Michael Rakowitz

Michael Rakowitz’s multidisciplinary practice engages the senses as a means of sparking discourse around pressing political, social and historical issues. An American artist of Iraqi-Jewish origin, he is known for establishing unexpected connections between Iraqi history and cultures in the Western world to create entirely new and composite narratives that involve audiences in a vibrant revival of the past.

His non-gallery installations based around food and shelter produce an atmosphere in which conversation between the artist and his audience can flow freely around the work’s subject matter. Rakowitz believes that discussion is at its most effective when participation is involved. “I want to sit in a place where dialogue would be available,” he explains.

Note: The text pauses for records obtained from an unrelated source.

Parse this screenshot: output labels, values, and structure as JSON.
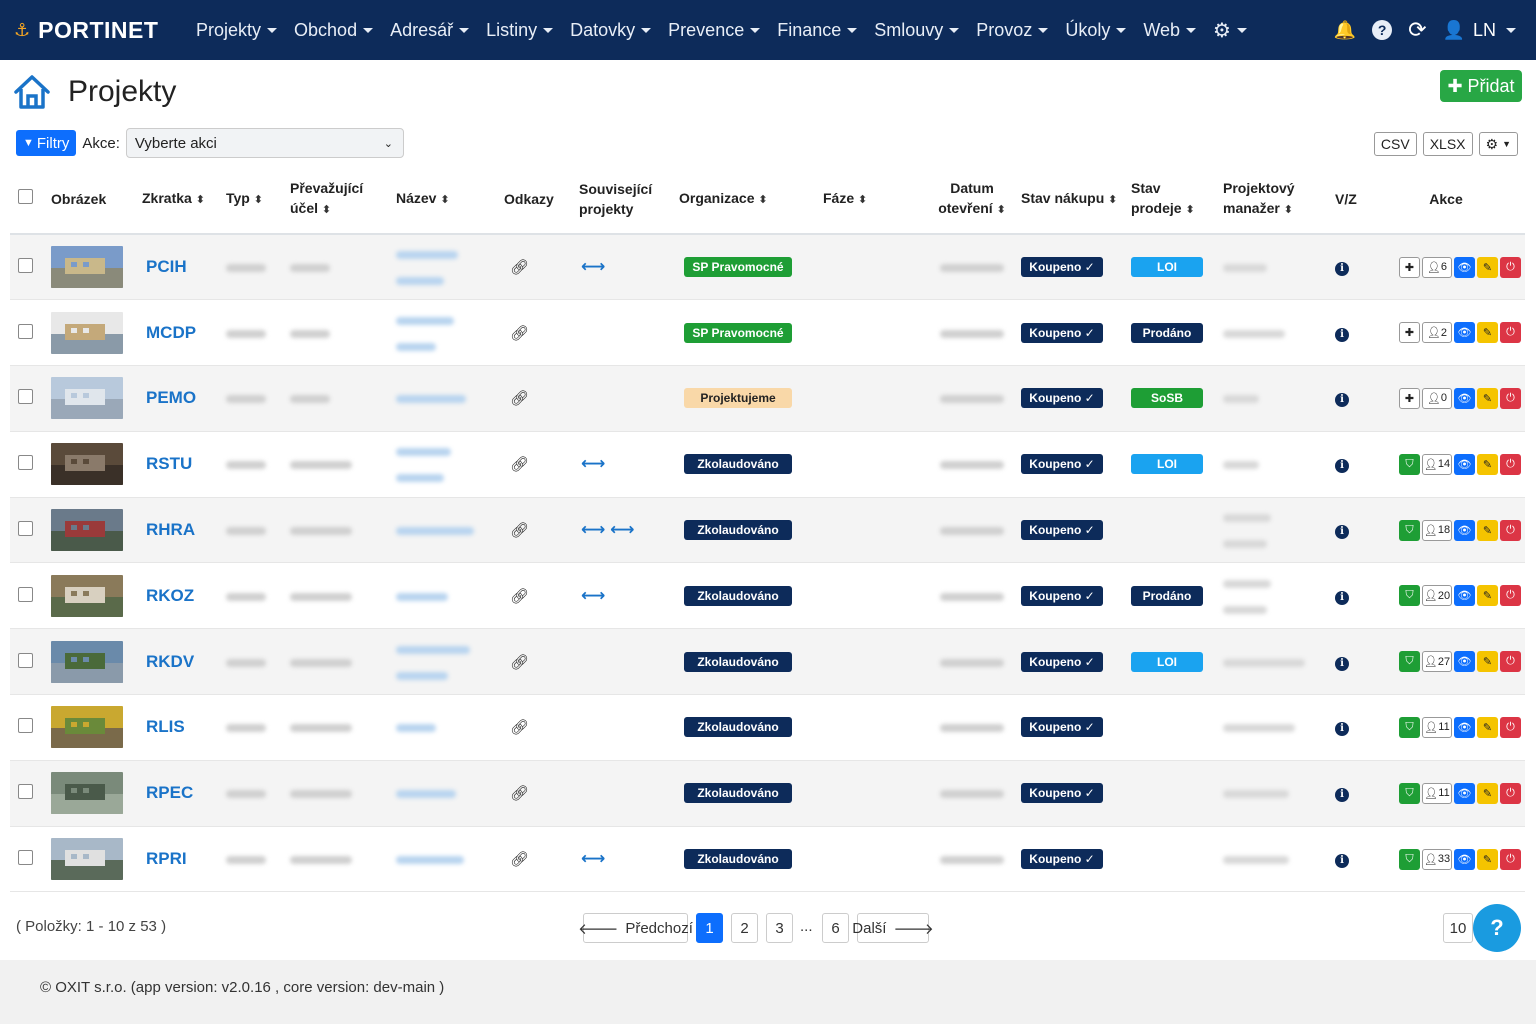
{
  "nav": {
    "brand": "PORTINET",
    "items": [
      "Projekty",
      "Obchod",
      "Adresář",
      "Listiny",
      "Datovky",
      "Prevence",
      "Finance",
      "Smlouvy",
      "Provoz",
      "Úkoly",
      "Web"
    ],
    "user": "LN"
  },
  "page": {
    "title": "Projekty",
    "add_label": "Přidat"
  },
  "toolbar": {
    "filters_label": "Filtry",
    "action_label": "Akce:",
    "action_select": "Vyberte akci",
    "csv": "CSV",
    "xlsx": "XLSX"
  },
  "table": {
    "columns": {
      "image": "Obrázek",
      "code": "Zkratka",
      "type": "Typ",
      "purpose": "Převažující účel",
      "name": "Název",
      "links": "Odkazy",
      "related": "Související projekty",
      "org": "Organizace",
      "phase": "Fáze",
      "opened": "Datum otevření",
      "purchase": "Stav nákupu",
      "sale": "Stav prodeje",
      "pm": "Projektový manažer",
      "vz": "V/Z",
      "actions": "Akce"
    },
    "rows": [
      {
        "code": "PCIH",
        "org": "SP Pravomocné",
        "org_color": "#1e9e35",
        "purchase": "Koupeno ✓",
        "sale": "LOI",
        "sale_color": "#1aa3f0",
        "count": "6",
        "related": "⟷",
        "first_action": "plus"
      },
      {
        "code": "MCDP",
        "org": "SP Pravomocné",
        "org_color": "#1e9e35",
        "purchase": "Koupeno ✓",
        "sale": "Prodáno",
        "sale_color": "#0d2b5a",
        "count": "2",
        "related": "",
        "first_action": "plus"
      },
      {
        "code": "PEMO",
        "org": "Projektujeme",
        "org_color": "#f9d8a8",
        "purchase": "Koupeno ✓",
        "sale": "SoSB",
        "sale_color": "#1e9e35",
        "count": "0",
        "related": "",
        "first_action": "plus"
      },
      {
        "code": "RSTU",
        "org": "Zkolaudováno",
        "org_color": "#0d2b5a",
        "purchase": "Koupeno ✓",
        "sale": "LOI",
        "sale_color": "#1aa3f0",
        "count": "14",
        "related": "⟷",
        "first_action": "shield"
      },
      {
        "code": "RHRA",
        "org": "Zkolaudováno",
        "org_color": "#0d2b5a",
        "purchase": "Koupeno ✓",
        "sale": "",
        "sale_color": "",
        "count": "18",
        "related": "⟷ ⟷",
        "first_action": "shield"
      },
      {
        "code": "RKOZ",
        "org": "Zkolaudováno",
        "org_color": "#0d2b5a",
        "purchase": "Koupeno ✓",
        "sale": "Prodáno",
        "sale_color": "#0d2b5a",
        "count": "20",
        "related": "⟷",
        "first_action": "shield"
      },
      {
        "code": "RKDV",
        "org": "Zkolaudováno",
        "org_color": "#0d2b5a",
        "purchase": "Koupeno ✓",
        "sale": "LOI",
        "sale_color": "#1aa3f0",
        "count": "27",
        "related": "",
        "first_action": "shield"
      },
      {
        "code": "RLIS",
        "org": "Zkolaudováno",
        "org_color": "#0d2b5a",
        "purchase": "Koupeno ✓",
        "sale": "",
        "sale_color": "",
        "count": "11",
        "related": "",
        "first_action": "shield"
      },
      {
        "code": "RPEC",
        "org": "Zkolaudováno",
        "org_color": "#0d2b5a",
        "purchase": "Koupeno ✓",
        "sale": "",
        "sale_color": "",
        "count": "11",
        "related": "",
        "first_action": "shield"
      },
      {
        "code": "RPRI",
        "org": "Zkolaudováno",
        "org_color": "#0d2b5a",
        "purchase": "Koupeno ✓",
        "sale": "",
        "sale_color": "",
        "count": "33",
        "related": "⟷",
        "first_action": "shield"
      }
    ]
  },
  "pagination": {
    "summary": "( Položky: 1 - 10 z 53 )",
    "prev": "Předchozí",
    "next": "Další",
    "pages": [
      "1",
      "2",
      "3",
      "...",
      "6"
    ],
    "current": "1",
    "per_page": "10"
  },
  "footer": {
    "text": "© OXIT s.r.o. (app version: v2.0.16 , core version: dev-main )"
  }
}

His work is often empowered by its political or social message, responding in particular to the issue of cultural dislocation, where Western audiences only experience the culture of Middle-Eastern through a discriminatory media lens. Rakowitz’s work brings these cultures directly to a Western audience. He sets up scenarios that revisit an aspect from the region’s history or customs, enriching the participant with knowledge and respect.

Enemy Kitchen is an ongoing project begun by Michael Rakowitz in 2004. Collaborating with his Iraqi-Jewish mother, he compiles Baghdadi recipes and teaches them to different public audiences. For the first incarnation of the project, organized by More Art, Rakowitz cooked with a group of middle school and high school students who live in Chelsea and participate in after-school and summer programs at the Hudson Guild Community Center. Some had relatives in the US Army stationed in Iraq. In preparing and then consuming the food, it opened up another topic through which the word ‘Iraq’ could be discussed—in this case, attached to food, as a representative of culture and not as a stream of green-tinted images shown on CNN of a war-torn place. The project functioned as a social sculpture: while cooking and eating, the students engaged each other on the topic of the war and drew parallels with their own lives, at times making comparisons with bullies in relation to how they perceive the conflict. In this way, the project provided a space where the opinions, myths and facts that are perpetuated in a country during wartime could be communicated and discussed.

For TECTONIC, Rakowitz presented a new site specific work as a continuation of Enemy Kitchen. Dar Al Sulh (2013) will exist as a restaurant serving his mother’s recipes of Iraqi Jewish food, thus establishing the first restaurant of its kind in Arab lands since the mid twentieth century. As Michael explains, ‘The exodus of Jews from Arab lands (and this is already a sad sentence, as Jews were Arabs too), is one that has been propagandized and mythologized by Israel, the flawed narrative of Zionism and other entities in order to bolster cultural and political positions. Dar Al Sulh seeks to be a time machine, to reclaim a space when there was harmony, when these Jews did not yet abandon their Arab selves and also before Jewish populations in the Arab world were suspected of being complicit with Zionism, which we know was often not true. The notion of conciliation, of tolerance is central to the concept of Dar Al Sulh as a philosophy, and one that I hope can be reflected in the food and conversations around it.’

Michael Rakowitz (b.1973) is the winner of a 2012 Tiffany Foundation Award, the 2007 Sharjah Biennial Art Prize. Recent exhibitions include What Dust Will Rise?dOCUMENTA 13 (2012), The Breakup, Al Ma’mal Foundation for Contemporary Art (2010) The Worst Condition is To Pass Under a Sword That is Not One’s Own, Tate Modern (2010), The Invisible Enemy Should Not Exist, Lombard Freid Projects, New York (2007),paraSITE, various urban sites in Boston, Berlin, New York City and Baltimore. His work features in several private and public collections including those of the Museum of Modern Art, New York, Smart Museum of Art, Chicago, The British Museum, Kabul Museum, Afghanistan and UNESCO, Paris. He currently lives and works between Chicago and New York.